▶ **EXERCISE OBJECTIVE**
Restate the entries word for word, omitting nothing.
##### MATERIALS PROVIDED
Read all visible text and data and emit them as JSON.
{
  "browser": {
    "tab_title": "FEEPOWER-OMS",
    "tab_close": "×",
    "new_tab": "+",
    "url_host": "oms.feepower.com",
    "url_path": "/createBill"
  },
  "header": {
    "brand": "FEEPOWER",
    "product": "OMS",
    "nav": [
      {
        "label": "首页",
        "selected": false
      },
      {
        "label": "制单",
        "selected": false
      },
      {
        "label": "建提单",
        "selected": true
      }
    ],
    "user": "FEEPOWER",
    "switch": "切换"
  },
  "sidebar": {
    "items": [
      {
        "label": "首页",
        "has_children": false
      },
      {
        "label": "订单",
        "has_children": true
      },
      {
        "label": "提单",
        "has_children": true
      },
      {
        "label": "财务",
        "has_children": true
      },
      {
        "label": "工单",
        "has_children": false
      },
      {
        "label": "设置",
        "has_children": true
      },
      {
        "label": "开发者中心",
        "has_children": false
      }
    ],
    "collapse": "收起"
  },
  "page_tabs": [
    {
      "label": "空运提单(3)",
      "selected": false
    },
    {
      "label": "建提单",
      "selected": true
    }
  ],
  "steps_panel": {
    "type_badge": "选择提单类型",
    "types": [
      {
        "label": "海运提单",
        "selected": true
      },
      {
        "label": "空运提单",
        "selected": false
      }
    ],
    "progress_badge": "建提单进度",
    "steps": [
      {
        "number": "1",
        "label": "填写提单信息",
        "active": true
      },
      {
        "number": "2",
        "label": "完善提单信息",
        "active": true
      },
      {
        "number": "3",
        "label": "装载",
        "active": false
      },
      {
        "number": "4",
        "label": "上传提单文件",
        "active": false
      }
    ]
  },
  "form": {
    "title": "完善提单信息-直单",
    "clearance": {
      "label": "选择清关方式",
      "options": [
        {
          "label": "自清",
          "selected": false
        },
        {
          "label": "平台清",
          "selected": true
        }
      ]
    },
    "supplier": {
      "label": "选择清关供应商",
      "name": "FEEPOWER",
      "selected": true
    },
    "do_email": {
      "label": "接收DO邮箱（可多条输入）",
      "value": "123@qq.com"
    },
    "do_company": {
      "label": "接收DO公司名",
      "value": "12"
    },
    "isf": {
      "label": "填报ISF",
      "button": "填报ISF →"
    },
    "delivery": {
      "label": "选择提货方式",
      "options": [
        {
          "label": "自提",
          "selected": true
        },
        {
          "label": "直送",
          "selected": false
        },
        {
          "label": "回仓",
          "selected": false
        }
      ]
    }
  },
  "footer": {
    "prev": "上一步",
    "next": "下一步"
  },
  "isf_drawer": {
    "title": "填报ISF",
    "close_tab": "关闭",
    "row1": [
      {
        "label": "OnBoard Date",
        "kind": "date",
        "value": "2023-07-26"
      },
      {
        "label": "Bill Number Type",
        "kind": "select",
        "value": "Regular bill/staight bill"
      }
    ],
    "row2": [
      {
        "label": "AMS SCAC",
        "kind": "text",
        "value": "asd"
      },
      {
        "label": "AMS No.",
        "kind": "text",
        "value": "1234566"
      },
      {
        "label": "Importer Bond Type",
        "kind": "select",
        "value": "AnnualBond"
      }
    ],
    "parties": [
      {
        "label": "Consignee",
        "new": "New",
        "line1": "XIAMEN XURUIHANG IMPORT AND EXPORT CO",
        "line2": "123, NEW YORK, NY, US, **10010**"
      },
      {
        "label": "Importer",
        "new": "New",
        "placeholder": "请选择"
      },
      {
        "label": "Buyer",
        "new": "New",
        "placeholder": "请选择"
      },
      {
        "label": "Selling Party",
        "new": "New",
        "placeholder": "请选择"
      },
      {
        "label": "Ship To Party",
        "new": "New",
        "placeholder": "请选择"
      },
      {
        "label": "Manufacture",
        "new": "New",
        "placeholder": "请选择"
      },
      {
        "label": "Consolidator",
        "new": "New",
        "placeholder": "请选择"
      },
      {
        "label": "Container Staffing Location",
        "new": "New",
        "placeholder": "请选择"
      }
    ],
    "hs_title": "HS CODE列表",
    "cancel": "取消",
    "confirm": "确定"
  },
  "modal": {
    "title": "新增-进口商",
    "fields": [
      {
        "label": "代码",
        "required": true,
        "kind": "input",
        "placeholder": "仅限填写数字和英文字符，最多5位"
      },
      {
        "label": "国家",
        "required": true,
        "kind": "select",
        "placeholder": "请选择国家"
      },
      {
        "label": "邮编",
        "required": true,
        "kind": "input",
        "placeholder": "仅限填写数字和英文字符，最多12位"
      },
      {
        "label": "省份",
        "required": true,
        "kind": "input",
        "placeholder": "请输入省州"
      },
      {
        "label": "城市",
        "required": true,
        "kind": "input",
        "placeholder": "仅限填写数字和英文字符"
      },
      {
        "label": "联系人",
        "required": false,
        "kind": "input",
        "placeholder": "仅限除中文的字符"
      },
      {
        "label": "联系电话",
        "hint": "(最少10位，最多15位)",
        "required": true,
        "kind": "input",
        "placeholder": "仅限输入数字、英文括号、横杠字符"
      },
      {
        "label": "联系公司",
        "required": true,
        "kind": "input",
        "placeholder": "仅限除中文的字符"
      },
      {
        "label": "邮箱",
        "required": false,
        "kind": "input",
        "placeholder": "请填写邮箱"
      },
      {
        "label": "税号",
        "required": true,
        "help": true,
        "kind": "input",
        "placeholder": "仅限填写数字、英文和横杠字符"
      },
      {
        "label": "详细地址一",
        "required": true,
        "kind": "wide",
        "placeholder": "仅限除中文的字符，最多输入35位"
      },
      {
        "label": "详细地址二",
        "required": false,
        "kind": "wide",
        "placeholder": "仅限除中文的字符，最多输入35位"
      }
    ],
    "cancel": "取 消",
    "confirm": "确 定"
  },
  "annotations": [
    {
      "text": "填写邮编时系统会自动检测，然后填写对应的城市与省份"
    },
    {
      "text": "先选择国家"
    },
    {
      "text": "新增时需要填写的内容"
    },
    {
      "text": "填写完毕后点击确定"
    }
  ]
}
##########
▶ **SOLUTION TO THE PROBLEM**
Read all visible text and data and emit them as JSON.
{
  "browser": {
    "tab_title": "FEEPOWER-OMS",
    "tab_close": "×",
    "new_tab": "+",
    "url_host": "oms.feepower.com",
    "url_path": "/createBill"
  },
  "header": {
    "brand": "FEEPOWER",
    "product": "OMS",
    "nav": [
      {
        "label": "首页",
        "selected": false
      },
      {
        "label": "制单",
        "selected": false
      },
      {
        "label": "建提单",
        "selected": true
      }
    ],
    "user": "FEEPOWER",
    "switch": "切换"
  },
  "sidebar": {
    "items": [
      {
        "label": "首页",
        "has_children": false
      },
      {
        "label": "订单",
        "has_children": true
      },
      {
        "label": "提单",
        "has_children": true
      },
      {
        "label": "财务",
        "has_children": true
      },
      {
        "label": "工单",
        "has_children": false
      },
      {
        "label": "设置",
        "has_children": true
      },
      {
        "label": "开发者中心",
        "has_children": false
      }
    ],
    "collapse": "收起"
  },
  "page_tabs": [
    {
      "label": "空运提单(3)",
      "selected": false
    },
    {
      "label": "建提单",
      "selected": true
    }
  ],
  "steps_panel": {
    "type_badge": "选择提单类型",
    "types": [
      {
        "label": "海运提单",
        "selected": true
      },
      {
        "label": "空运提单",
        "selected": false
      }
    ],
    "progress_badge": "建提单进度",
    "steps": [
      {
        "number": "1",
        "label": "填写提单信息",
        "active": true
      },
      {
        "number": "2",
        "label": "完善提单信息",
        "active": true
      },
      {
        "number": "3",
        "label": "装载",
        "active": false
      },
      {
        "number": "4",
        "label": "上传提单文件",
        "active": false
      }
    ]
  },
  "form": {
    "title": "完善提单信息-直单",
    "clearance": {
      "label": "选择清关方式",
      "options": [
        {
          "label": "自清",
          "selected": false
        },
        {
          "label": "平台清",
          "selected": true
        }
      ]
    },
    "supplier": {
      "label": "选择清关供应商",
      "name": "FEEPOWER",
      "selected": true
    },
    "do_email": {
      "label": "接收DO邮箱（可多条输入）",
      "value": "123@qq.com"
    },
    "do_company": {
      "label": "接收DO公司名",
      "value": "12"
    },
    "isf": {
      "label": "填报ISF",
      "button": "填报ISF →"
    },
    "delivery": {
      "label": "选择提货方式",
      "options": [
        {
          "label": "自提",
          "selected": true
        },
        {
          "label": "直送",
          "selected": false
        },
        {
          "label": "回仓",
          "selected": false
        }
      ]
    }
  },
  "footer": {
    "prev": "上一步",
    "next": "下一步"
  },
  "isf_drawer": {
    "title": "填报ISF",
    "close_tab": "关闭",
    "row1": [
      {
        "label": "OnBoard Date",
        "kind": "date",
        "value": "2023-07-26"
      },
      {
        "label": "Bill Number Type",
        "kind": "select",
        "value": "Regular bill/staight bill"
      }
    ],
    "row2": [
      {
        "label": "AMS SCAC",
        "kind": "text",
        "value": "asd"
      },
      {
        "label": "AMS No.",
        "kind": "text",
        "value": "1234566"
      },
      {
        "label": "Importer Bond Type",
        "kind": "select",
        "value": "AnnualBond"
      }
    ],
    "parties": [
      {
        "label": "Consignee",
        "new": "New",
        "line1": "XIAMEN XURUIHANG IMPORT AND EXPORT CO",
        "line2": "123, NEW YORK, NY, US, **10010**"
      },
      {
        "label": "Importer",
        "new": "New",
        "placeholder": "请选择"
      },
      {
        "label": "Buyer",
        "new": "New",
        "placeholder": "请选择"
      },
      {
        "label": "Selling Party",
        "new": "New",
        "placeholder": "请选择"
      },
      {
        "label": "Ship To Party",
        "new": "New",
        "placeholder": "请选择"
      },
      {
        "label": "Manufacture",
        "new": "New",
        "placeholder": "请选择"
      },
      {
        "label": "Consolidator",
        "new": "New",
        "placeholder": "请选择"
      },
      {
        "label": "Container Staffing Location",
        "new": "New",
        "placeholder": "请选择"
      }
    ],
    "hs_title": "HS CODE列表",
    "cancel": "取消",
    "confirm": "确定"
  },
  "modal": {
    "title": "新增-进口商",
    "fields": [
      {
        "label": "代码",
        "required": true,
        "kind": "input",
        "placeholder": "仅限填写数字和英文字符，最多5位"
      },
      {
        "label": "国家",
        "required": true,
        "kind": "select",
        "placeholder": "请选择国家"
      },
      {
        "label": "邮编",
        "required": true,
        "kind": "input",
        "placeholder": "仅限填写数字和英文字符，最多12位"
      },
      {
        "label": "省份",
        "required": true,
        "kind": "input",
        "placeholder": "请输入省州"
      },
      {
        "label": "城市",
        "required": true,
        "kind": "input",
        "placeholder": "仅限填写数字和英文字符"
      },
      {
        "label": "联系人",
        "required": false,
        "kind": "input",
        "placeholder": "仅限除中文的字符"
      },
      {
        "label": "联系电话",
        "hint": "(最少10位，最多15位)",
        "required": true,
        "kind": "input",
        "placeholder": "仅限输入数字、英文括号、横杠字符"
      },
      {
        "label": "联系公司",
        "required": true,
        "kind": "input",
        "placeholder": "仅限除中文的字符"
      },
      {
        "label": "邮箱",
        "required": false,
        "kind": "input",
        "placeholder": "请填写邮箱"
      },
      {
        "label": "税号",
        "required": true,
        "help": true,
        "kind": "input",
        "placeholder": "仅限填写数字、英文和横杠字符"
      },
      {
        "label": "详细地址一",
        "required": true,
        "kind": "wide",
        "placeholder": "仅限除中文的字符，最多输入35位"
      },
      {
        "label": "详细地址二",
        "required": false,
        "kind": "wide",
        "placeholder": "仅限除中文的字符，最多输入35位"
      }
    ],
    "cancel": "取 消",
    "confirm": "确 定"
  },
  "annotations": [
    {
      "text": "填写邮编时系统会自动检测，然后填写对应的城市与省份"
    },
    {
      "text": "先选择国家"
    },
    {
      "text": "新增时需要填写的内容"
    },
    {
      "text": "填写完毕后点击确定"
    }
  ]
}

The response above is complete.